App and web page records:
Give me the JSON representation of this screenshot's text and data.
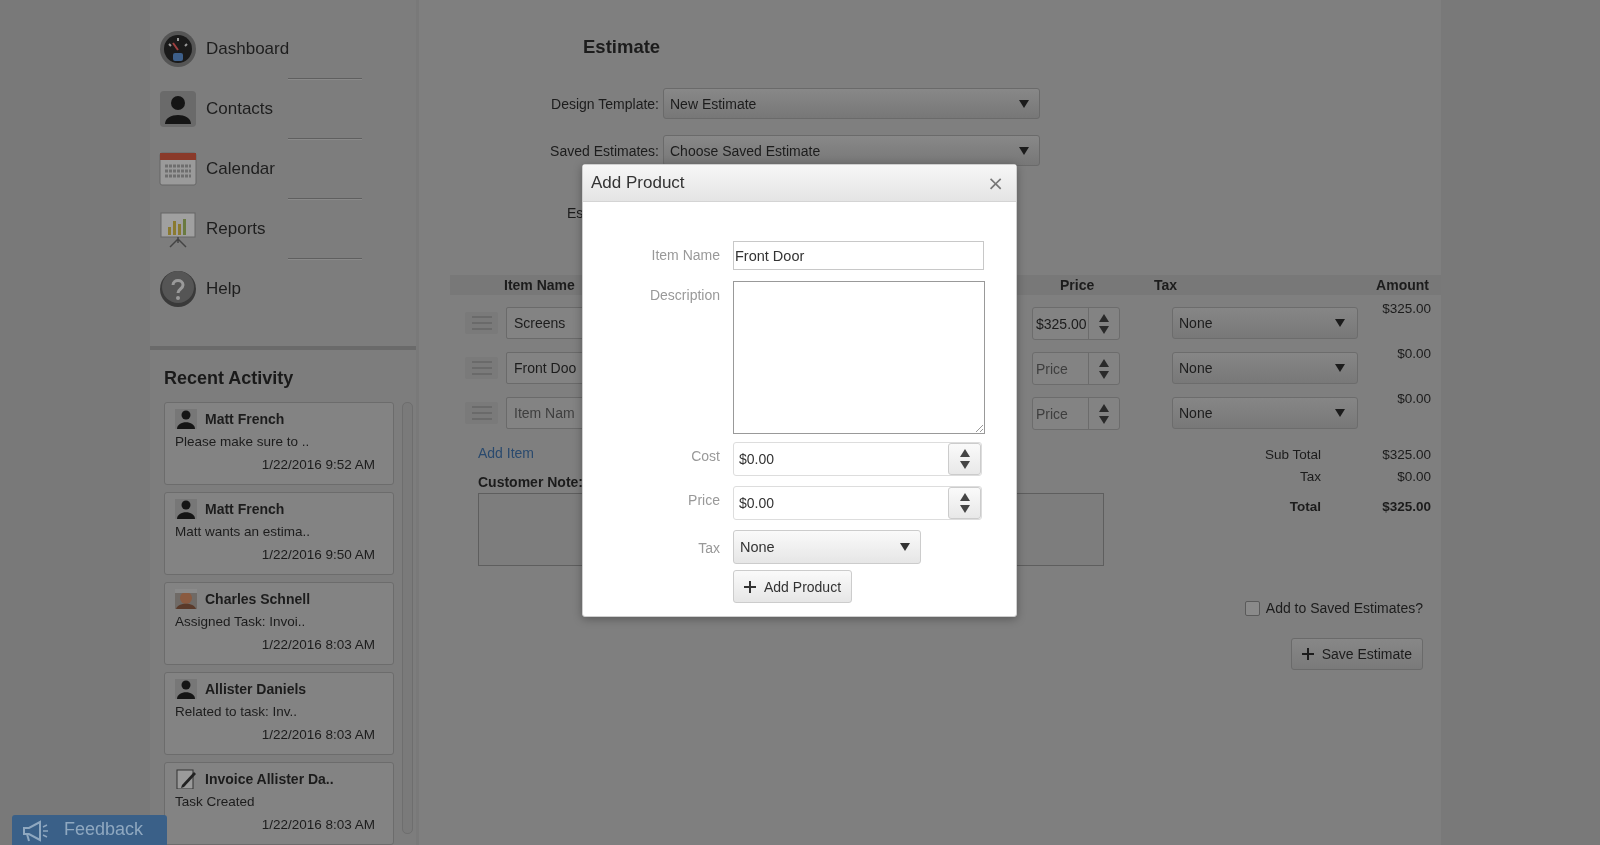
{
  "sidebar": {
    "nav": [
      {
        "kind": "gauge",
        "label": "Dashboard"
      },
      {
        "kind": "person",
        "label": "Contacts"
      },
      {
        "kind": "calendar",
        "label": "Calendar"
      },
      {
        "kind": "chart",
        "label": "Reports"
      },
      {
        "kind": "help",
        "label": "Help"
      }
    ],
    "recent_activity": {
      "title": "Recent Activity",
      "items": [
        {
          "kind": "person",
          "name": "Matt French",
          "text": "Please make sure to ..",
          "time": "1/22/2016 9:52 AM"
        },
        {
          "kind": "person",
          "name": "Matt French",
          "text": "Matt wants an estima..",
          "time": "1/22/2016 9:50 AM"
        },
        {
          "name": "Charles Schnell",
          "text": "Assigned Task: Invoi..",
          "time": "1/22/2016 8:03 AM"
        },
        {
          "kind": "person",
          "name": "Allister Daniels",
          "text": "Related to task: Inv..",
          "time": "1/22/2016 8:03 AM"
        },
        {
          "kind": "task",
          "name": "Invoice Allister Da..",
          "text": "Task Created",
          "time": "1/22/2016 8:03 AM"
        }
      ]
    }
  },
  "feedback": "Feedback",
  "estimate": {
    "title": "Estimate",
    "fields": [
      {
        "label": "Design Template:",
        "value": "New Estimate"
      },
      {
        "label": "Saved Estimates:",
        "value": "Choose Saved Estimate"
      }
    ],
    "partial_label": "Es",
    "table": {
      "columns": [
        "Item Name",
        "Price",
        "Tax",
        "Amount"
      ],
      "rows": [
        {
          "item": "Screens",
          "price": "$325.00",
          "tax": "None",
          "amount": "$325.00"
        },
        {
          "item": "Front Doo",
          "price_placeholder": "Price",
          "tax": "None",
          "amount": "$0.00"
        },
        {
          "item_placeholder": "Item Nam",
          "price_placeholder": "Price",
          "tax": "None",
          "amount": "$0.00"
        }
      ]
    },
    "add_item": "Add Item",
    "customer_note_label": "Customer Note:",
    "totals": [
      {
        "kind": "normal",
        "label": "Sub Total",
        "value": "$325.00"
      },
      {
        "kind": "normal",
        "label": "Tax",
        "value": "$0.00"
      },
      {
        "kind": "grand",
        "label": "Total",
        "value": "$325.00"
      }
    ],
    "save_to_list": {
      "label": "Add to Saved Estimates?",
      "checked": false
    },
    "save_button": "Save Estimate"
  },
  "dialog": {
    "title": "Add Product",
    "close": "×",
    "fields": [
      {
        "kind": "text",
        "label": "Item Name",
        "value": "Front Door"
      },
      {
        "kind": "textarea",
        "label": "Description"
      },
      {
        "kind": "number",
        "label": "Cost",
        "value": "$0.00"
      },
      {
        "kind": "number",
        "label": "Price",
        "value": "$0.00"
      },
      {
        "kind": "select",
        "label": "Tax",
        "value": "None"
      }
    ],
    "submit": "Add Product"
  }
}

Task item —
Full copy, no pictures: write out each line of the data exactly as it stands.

Solution below —
Give me the JSON representation of this screenshot's text and data.
{
  "sidebar": {
    "nav": [
      {
        "kind": "gauge",
        "label": "Dashboard"
      },
      {
        "kind": "person",
        "label": "Contacts"
      },
      {
        "kind": "calendar",
        "label": "Calendar"
      },
      {
        "kind": "chart",
        "label": "Reports"
      },
      {
        "kind": "help",
        "label": "Help"
      }
    ],
    "recent_activity": {
      "title": "Recent Activity",
      "items": [
        {
          "kind": "person",
          "name": "Matt French",
          "text": "Please make sure to ..",
          "time": "1/22/2016 9:52 AM"
        },
        {
          "kind": "person",
          "name": "Matt French",
          "text": "Matt wants an estima..",
          "time": "1/22/2016 9:50 AM"
        },
        {
          "name": "Charles Schnell",
          "text": "Assigned Task: Invoi..",
          "time": "1/22/2016 8:03 AM"
        },
        {
          "kind": "person",
          "name": "Allister Daniels",
          "text": "Related to task: Inv..",
          "time": "1/22/2016 8:03 AM"
        },
        {
          "kind": "task",
          "name": "Invoice Allister Da..",
          "text": "Task Created",
          "time": "1/22/2016 8:03 AM"
        }
      ]
    }
  },
  "feedback": "Feedback",
  "estimate": {
    "title": "Estimate",
    "fields": [
      {
        "label": "Design Template:",
        "value": "New Estimate"
      },
      {
        "label": "Saved Estimates:",
        "value": "Choose Saved Estimate"
      }
    ],
    "partial_label": "Es",
    "table": {
      "columns": [
        "Item Name",
        "Price",
        "Tax",
        "Amount"
      ],
      "rows": [
        {
          "item": "Screens",
          "price": "$325.00",
          "tax": "None",
          "amount": "$325.00"
        },
        {
          "item": "Front Doo",
          "price_placeholder": "Price",
          "tax": "None",
          "amount": "$0.00"
        },
        {
          "item_placeholder": "Item Nam",
          "price_placeholder": "Price",
          "tax": "None",
          "amount": "$0.00"
        }
      ]
    },
    "add_item": "Add Item",
    "customer_note_label": "Customer Note:",
    "totals": [
      {
        "kind": "normal",
        "label": "Sub Total",
        "value": "$325.00"
      },
      {
        "kind": "normal",
        "label": "Tax",
        "value": "$0.00"
      },
      {
        "kind": "grand",
        "label": "Total",
        "value": "$325.00"
      }
    ],
    "save_to_list": {
      "label": "Add to Saved Estimates?",
      "checked": false
    },
    "save_button": "Save Estimate"
  },
  "dialog": {
    "title": "Add Product",
    "close": "×",
    "fields": [
      {
        "kind": "text",
        "label": "Item Name",
        "value": "Front Door"
      },
      {
        "kind": "textarea",
        "label": "Description"
      },
      {
        "kind": "number",
        "label": "Cost",
        "value": "$0.00"
      },
      {
        "kind": "number",
        "label": "Price",
        "value": "$0.00"
      },
      {
        "kind": "select",
        "label": "Tax",
        "value": "None"
      }
    ],
    "submit": "Add Product"
  }
}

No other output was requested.